manages to somehow always muddle through.
If the anti-EU government tries to re-institute the lira. this will be put to the test.
For one thing, the bloated, overpaid, unproductive public sector that is largely behind the anti-EU government, will react violently if that government tries to pay it in lira.
Austerity? Seriously? How did that work out for anybody who didn’t control their own currency? “Austerity” is batting a cool .000, in case you haven’t been paying attention the last fifty years.
No, Italy needs to massively blow out its budget, ditch the euro, and start printing its own money again. Shit will absolutely suck for a year or two but it’s the only way forward.
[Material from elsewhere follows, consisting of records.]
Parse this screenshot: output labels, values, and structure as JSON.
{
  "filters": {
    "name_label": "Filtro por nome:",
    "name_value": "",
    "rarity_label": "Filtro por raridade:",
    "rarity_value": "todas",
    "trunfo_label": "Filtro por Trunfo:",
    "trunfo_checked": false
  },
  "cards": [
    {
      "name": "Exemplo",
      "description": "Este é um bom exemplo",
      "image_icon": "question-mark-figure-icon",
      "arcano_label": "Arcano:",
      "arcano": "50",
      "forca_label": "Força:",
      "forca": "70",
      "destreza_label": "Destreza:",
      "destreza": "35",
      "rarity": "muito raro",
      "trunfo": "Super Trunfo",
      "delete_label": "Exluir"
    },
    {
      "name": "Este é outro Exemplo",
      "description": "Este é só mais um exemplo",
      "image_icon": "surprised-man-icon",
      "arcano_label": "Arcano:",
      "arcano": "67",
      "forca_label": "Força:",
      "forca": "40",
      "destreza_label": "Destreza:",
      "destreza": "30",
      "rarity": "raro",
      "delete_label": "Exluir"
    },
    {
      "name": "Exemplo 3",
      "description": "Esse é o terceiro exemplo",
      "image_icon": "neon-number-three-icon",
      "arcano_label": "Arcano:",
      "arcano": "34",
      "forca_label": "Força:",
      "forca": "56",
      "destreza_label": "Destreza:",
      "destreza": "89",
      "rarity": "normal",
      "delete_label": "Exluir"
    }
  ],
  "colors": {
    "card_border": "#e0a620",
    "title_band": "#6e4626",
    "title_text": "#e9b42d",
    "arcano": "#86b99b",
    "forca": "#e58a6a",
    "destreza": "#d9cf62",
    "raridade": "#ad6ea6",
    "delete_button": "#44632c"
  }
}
The good news is, all the so-called “refugees” will flee in the face of the collapse, so Italy will be rid of that blight when it reemerges.
Seems the EURO will continue its decline
Extend and pretend what is new?
I prefer to think of it as more of a death spiral than a doom loop.
Looks like Turkey having a big effect on European Bank shares today.
“Market players are excepted to take up the slack. If not, bond prices will take a hit. ” Typo… Expected
Italy or Spain, Spain or Italy, who will wisink first, maybe ir will be both in a short time frame?
I bet both countries want to revive the idiot who thought a single currency for all of Europe was a good idea only to kill him again.
Just think about this:
Imagine the yields most Italian bonds would have to offer to find buyers instead of the pathetic interests they pay right now.
Imagine how Italy and Spain could keep their bloated real estate sectors from a well deserved crash diet.
Imagine how Italy and Spain could support oversized automotive markets in spite of stagnating real wages and contracting populations.
Imagine how the Italian and Spanish (and French) governments could keep on pouring money into useless public work projects without the ECB hitting yields on the head with a big hammer.
Still not convinced? For all people who think that a depreciating currency is some sort of panacea just think about Turkey right now. Unless your national dream is to become a low wage assembly line for foreign corporations and a budget tourism mecca it’s not exactly “a shining path towards the revolution”.
PS: Wolf, I sent you a piece this week but I fear it may have become caught in an antispam filter somewhere. I’ve already had it happen a couple of times over the last few days. If nothing was delivered, I’ll try again. If it really blows, just let me know! :-D
MCO1, I got the piece. Thank you. I just haven’t had time to look at it yet. But I will get to it later today.
Just want to let you know that some of the European banks you mention in your articles, most of which I had never heard of before, are sending us offers to lend us money. We live in the deep south, real flyover country. The latest offer was from BBVA at about ~35%, which was a lower rate than domestic lenders offer at ~39%.
I live in Naples, FL and I recently started using a BBVA card, as they offered 0% on all purchases for 18 months. So, I will use it for most of my purchases for the next 17 months, then pay it off in full. BBVA will earn zero in interest. I believe BBVA has the largest exposure to Turkey of any foreign banks. I would not want to be a BBVA shareholder, but I am happy to take advantage of their free money for a bit.